### [TASK OBJECTIVE]
Search the records below for the line containing "Enumerate this screenshot's". Write out that line and every line after it exactly as written.
[DATA UNDER STUDY — start]
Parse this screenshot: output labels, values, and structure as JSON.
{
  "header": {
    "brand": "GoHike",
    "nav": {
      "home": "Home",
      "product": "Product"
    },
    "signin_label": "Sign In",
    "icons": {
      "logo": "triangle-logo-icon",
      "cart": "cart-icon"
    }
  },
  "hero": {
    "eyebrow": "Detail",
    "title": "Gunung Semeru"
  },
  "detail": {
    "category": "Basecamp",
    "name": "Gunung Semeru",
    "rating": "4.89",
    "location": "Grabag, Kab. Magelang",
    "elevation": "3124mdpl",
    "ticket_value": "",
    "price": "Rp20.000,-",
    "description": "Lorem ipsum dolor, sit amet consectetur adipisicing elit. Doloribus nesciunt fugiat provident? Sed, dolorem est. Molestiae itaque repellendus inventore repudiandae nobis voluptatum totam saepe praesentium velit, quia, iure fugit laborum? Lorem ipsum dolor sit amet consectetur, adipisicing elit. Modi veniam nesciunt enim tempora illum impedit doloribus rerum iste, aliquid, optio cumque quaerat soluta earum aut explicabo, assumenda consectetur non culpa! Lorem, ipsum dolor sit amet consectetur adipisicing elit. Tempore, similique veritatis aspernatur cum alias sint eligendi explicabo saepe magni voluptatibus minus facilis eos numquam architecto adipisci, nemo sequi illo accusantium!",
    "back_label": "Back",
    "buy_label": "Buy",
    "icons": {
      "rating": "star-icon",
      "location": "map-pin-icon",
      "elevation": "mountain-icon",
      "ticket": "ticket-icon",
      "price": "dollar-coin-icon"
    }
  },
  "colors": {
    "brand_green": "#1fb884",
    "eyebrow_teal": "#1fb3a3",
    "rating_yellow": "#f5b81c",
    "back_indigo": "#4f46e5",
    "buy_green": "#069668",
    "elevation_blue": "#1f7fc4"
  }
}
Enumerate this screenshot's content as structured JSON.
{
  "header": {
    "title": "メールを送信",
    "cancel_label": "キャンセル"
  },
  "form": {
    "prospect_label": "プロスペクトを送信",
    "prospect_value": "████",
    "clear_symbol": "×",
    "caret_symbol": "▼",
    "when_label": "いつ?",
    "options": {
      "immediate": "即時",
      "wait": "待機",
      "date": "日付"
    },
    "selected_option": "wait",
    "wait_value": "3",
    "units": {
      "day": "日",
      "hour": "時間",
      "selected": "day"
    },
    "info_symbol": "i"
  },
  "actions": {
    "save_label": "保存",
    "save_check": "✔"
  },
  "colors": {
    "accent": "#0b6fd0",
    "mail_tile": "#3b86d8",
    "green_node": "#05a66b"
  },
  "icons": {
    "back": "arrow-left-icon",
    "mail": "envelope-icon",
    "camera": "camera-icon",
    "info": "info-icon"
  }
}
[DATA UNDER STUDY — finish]
### [EXERCISE RESPONSE]
Enumerate this screenshot's content as structured JSON.
{
  "header": {
    "title": "メールを送信",
    "cancel_label": "キャンセル"
  },
  "form": {
    "prospect_label": "プロスペクトを送信",
    "prospect_value": "████",
    "clear_symbol": "×",
    "caret_symbol": "▼",
    "when_label": "いつ?",
    "options": {
      "immediate": "即時",
      "wait": "待機",
      "date": "日付"
    },
    "selected_option": "wait",
    "wait_value": "3",
    "units": {
      "day": "日",
      "hour": "時間",
      "selected": "day"
    },
    "info_symbol": "i"
  },
  "actions": {
    "save_label": "保存",
    "save_check": "✔"
  },
  "colors": {
    "accent": "#0b6fd0",
    "mail_tile": "#3b86d8",
    "green_node": "#05a66b"
  },
  "icons": {
    "back": "arrow-left-icon",
    "mail": "envelope-icon",
    "camera": "camera-icon",
    "info": "info-icon"
  }
}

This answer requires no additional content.